Last Wednesday, I surpassed the 70,000 word mark on my novel-in-progress. I’m so close to finishing that now I’m finding it difficult to be patient with the process of getting there. I just want the words flow. To be there already. To write those words, “The End.”
So when I came to post today’s Sunday Inspiration, this quote from Neale Donald Walsh paired with this photo taken one morning while out on a walk at a local park was the perfect reminder to me to just keep going, don’t stop and I will get there.
Yesterday I completed the second of two 7 day challenges to meet or exceed my minimum word goal each day, no excuses allowed. Today I’m taking a break from any self-imposed writing goals to sort the scenes I’ve written in the past seven days into the chapters where they belong.
Then tomorrow, I plan to read through that section and see if I need to tweak things or rearrange the order in which the scenes occur.
One of the things, I’ve been learning over the course of the two 7 day challenges was to trust in the process. I spend about 30 minutes free writing by hand before I sit down at the computer to work and as I read back through my writing journal almost without fail I would be whining that I didn’t know where I was going to start that day or where the words were going to come from.
What I discovered was that once I sat down to write, determined to meet that day’s goal, the words would come. Sometimes they were agonizingly slow making the transition from the “movie” playing in my head into words on the screen but they came.
Then as I was writing my Morning Pages this morning, this quote popped into my head:
During those two 7 day challenges I may not have been advancing confidently (determinedly might be a better word) but I was most certainly advancing in the direction of my dreams. And I did indeed meet with unexpected success.
When have you met with success unexpected and what, if any, was the lesson that you learned from that?
When wolves were reintroduced to Yellowstone National Park in 1996, an amazing process called a trophic cascade began to take place.
This one small change, changed everything!
Now think of that in terms not just of eco systems but in your own life as well. Even in your own writing.
This past week while working on my novel I experienced that cascade affect. There was one small detail that had been bothering me but I wasn’t sure how to fix it. When inspiration finally struck, it required one small change to a scene about half way through the book. That one small change, necessitated changes to scenes in chapters further along.

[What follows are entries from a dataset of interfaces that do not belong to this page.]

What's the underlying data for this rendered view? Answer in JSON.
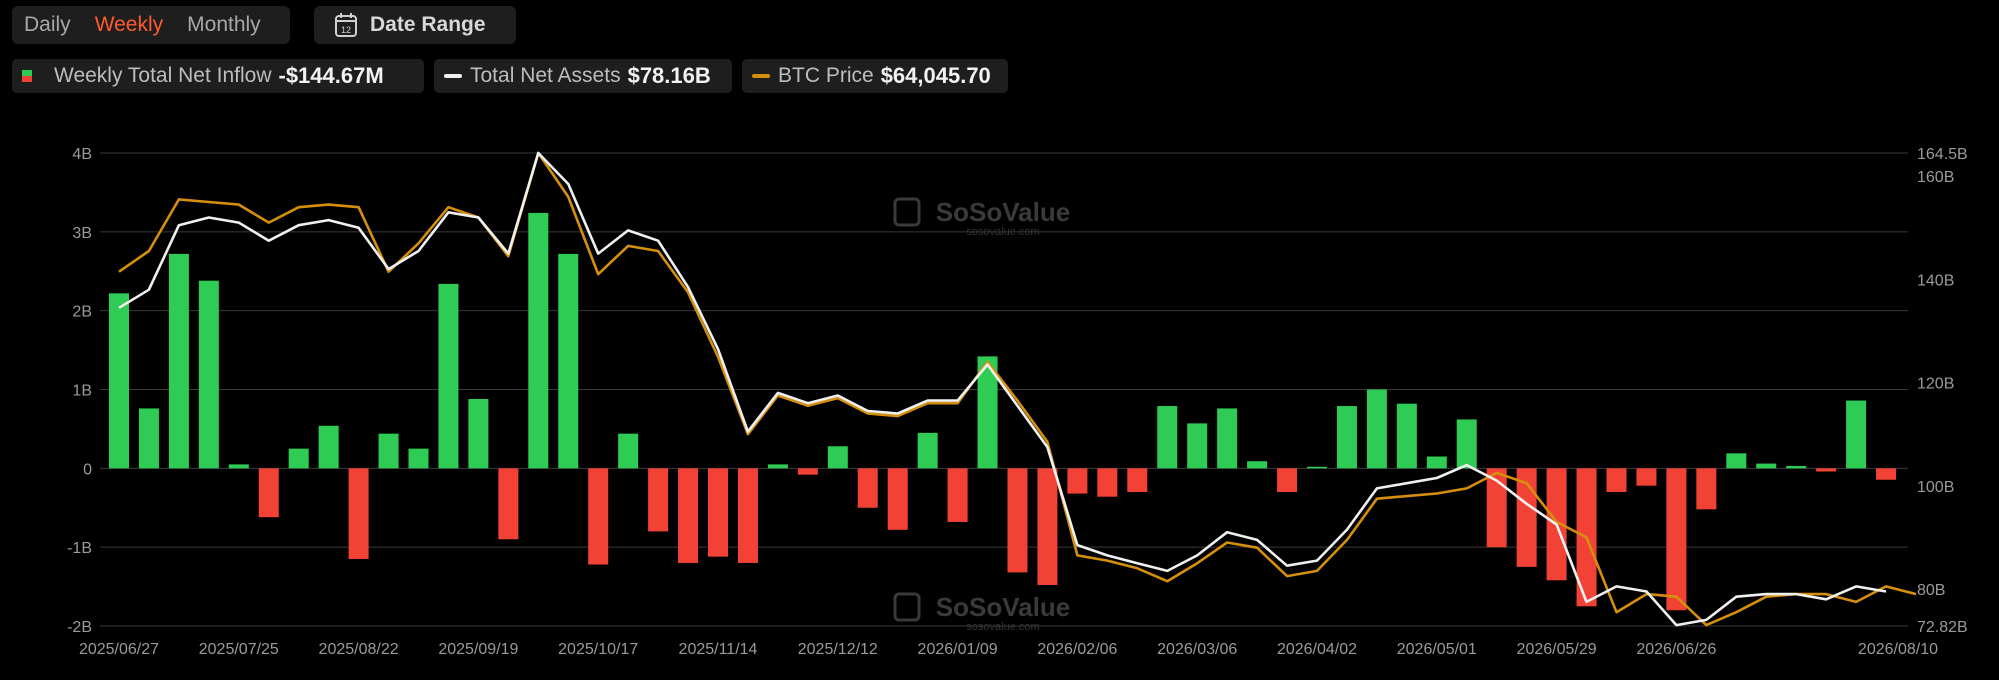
{
  "toolbar": {
    "periods": [
      "Daily",
      "Weekly",
      "Monthly"
    ],
    "active_period": "Weekly",
    "date_range_label": "Date Range",
    "calendar_icon_day": "12"
  },
  "legend": {
    "inflow": {
      "label": "Weekly Total Net Inflow",
      "value": "-$144.67M"
    },
    "assets": {
      "label": "Total Net Assets",
      "value": "$78.16B"
    },
    "btc": {
      "label": "BTC Price",
      "value": "$64,045.70"
    }
  },
  "colors": {
    "positive": "#2ecc55",
    "negative": "#f24236",
    "assets_line": "#f0f0f0",
    "btc_line": "#d4900c",
    "grid": "#3a3a3a",
    "accent": "#ff5a2c"
  },
  "watermark": {
    "name": "SoSoValue",
    "url": "sosovalue.com"
  },
  "chart_data": {
    "type": "bar",
    "title": "",
    "y_left": {
      "ticks": [
        "4B",
        "3B",
        "2B",
        "1B",
        "0",
        "-1B",
        "-2B"
      ],
      "ylim": [
        -2,
        4
      ],
      "unit": "B"
    },
    "y_right": {
      "ticks": [
        "164.5B",
        "160B",
        "140B",
        "120B",
        "100B",
        "80B",
        "72.82B"
      ],
      "ylim": [
        72.82,
        164.5
      ],
      "unit": "B"
    },
    "x_tick_labels": [
      "2025/06/27",
      "2025/07/25",
      "2025/08/22",
      "2025/09/19",
      "2025/10/17",
      "2025/11/14",
      "2025/12/12",
      "2026/01/09",
      "2026/02/06",
      "2026/03/06",
      "2026/04/02",
      "2026/05/01",
      "2026/05/29",
      "2026/06/26",
      "2026/08/10"
    ],
    "x_tick_index": [
      0,
      4,
      8,
      12,
      16,
      20,
      24,
      28,
      32,
      36,
      40,
      44,
      48,
      52,
      60
    ],
    "grid": true,
    "legend_position": "top-left",
    "series": [
      {
        "name": "Weekly Total Net Inflow",
        "type": "bar",
        "axis": "left",
        "unit": "B",
        "values": [
          2.22,
          0.76,
          2.72,
          2.38,
          0.05,
          -0.62,
          0.25,
          0.54,
          -1.15,
          0.44,
          0.25,
          2.34,
          0.88,
          -0.9,
          3.24,
          2.72,
          -1.22,
          0.44,
          -0.8,
          -1.2,
          -1.12,
          -1.2,
          0.05,
          -0.08,
          0.28,
          -0.5,
          -0.78,
          0.45,
          -0.68,
          1.42,
          -1.32,
          -1.48,
          -0.32,
          -0.36,
          -0.3,
          0.79,
          0.57,
          0.76,
          0.09,
          -0.3,
          0.02,
          0.79,
          1.0,
          0.82,
          0.15,
          0.62,
          -1.0,
          -1.25,
          -1.42,
          -1.75,
          -0.3,
          -0.22,
          -1.8,
          -0.52,
          0.19,
          0.06,
          0.03,
          -0.04,
          0.86,
          -0.145
        ]
      },
      {
        "name": "Total Net Assets",
        "type": "line",
        "axis": "right",
        "unit": "B",
        "values": [
          134.5,
          138,
          150.5,
          152,
          151,
          147.5,
          150.5,
          151.5,
          150,
          142,
          145.5,
          153,
          152,
          145,
          164.5,
          158.5,
          145,
          149.5,
          147.5,
          138.5,
          126.5,
          110.5,
          118,
          116,
          117.5,
          114.5,
          114,
          116.5,
          116.5,
          123.5,
          115.5,
          107.5,
          88.5,
          86.5,
          85,
          83.5,
          86.5,
          91,
          89.5,
          84.5,
          85.5,
          91.5,
          99.5,
          100.5,
          101.5,
          104,
          101,
          96.5,
          92.5,
          77.5,
          80.5,
          79.5,
          73,
          74,
          78.5,
          79,
          79,
          78,
          80.5,
          79.5
        ]
      },
      {
        "name": "BTC Price",
        "type": "line",
        "axis": "right",
        "unit": "B",
        "values": [
          141.5,
          145.5,
          155.5,
          155,
          154.5,
          151,
          154,
          154.5,
          154,
          141.5,
          147,
          154,
          152,
          144.5,
          164.5,
          156,
          141,
          146.5,
          145.5,
          137.5,
          125,
          110,
          117.5,
          115.5,
          117,
          114,
          113.5,
          116,
          116,
          124,
          116.5,
          108.5,
          86.5,
          85.5,
          84,
          81.5,
          85,
          89,
          88,
          82.5,
          83.5,
          89.5,
          97.5,
          98,
          98.5,
          99.5,
          102.5,
          100.5,
          93,
          90,
          75.5,
          79,
          78.5,
          73,
          75.5,
          78.5,
          79,
          79,
          77.5,
          80.5,
          79
        ]
      }
    ]
  }
}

But not only that… that one small significant change now becomes the trigger which towards the end of the book carries my characters through to the climax.
What one small change could you make today that would change everything?
This photo was taken several years ago when we were living in Carrabelle, FL. I had been to an art show and one of the photographs on display looked really familiar and suddenly I realized… hey, I know where that is! And so one day on the drive into Tallahassee, I stopped to capture my own picture of it.
It looks like that one tree has been left standing many, many times over the years.
Note: I post a photo each Sunday with either one of my own personal thoughts or a quote by someone else (those quotes will be duly accredited whenever possible.)
Whether it’s the quote that inspires you or the photo itself, it is my hope that you’ll use it as a story germ and write about it.
If you do and would like to share, please post in the comments to let me know where I can read what you’ve written.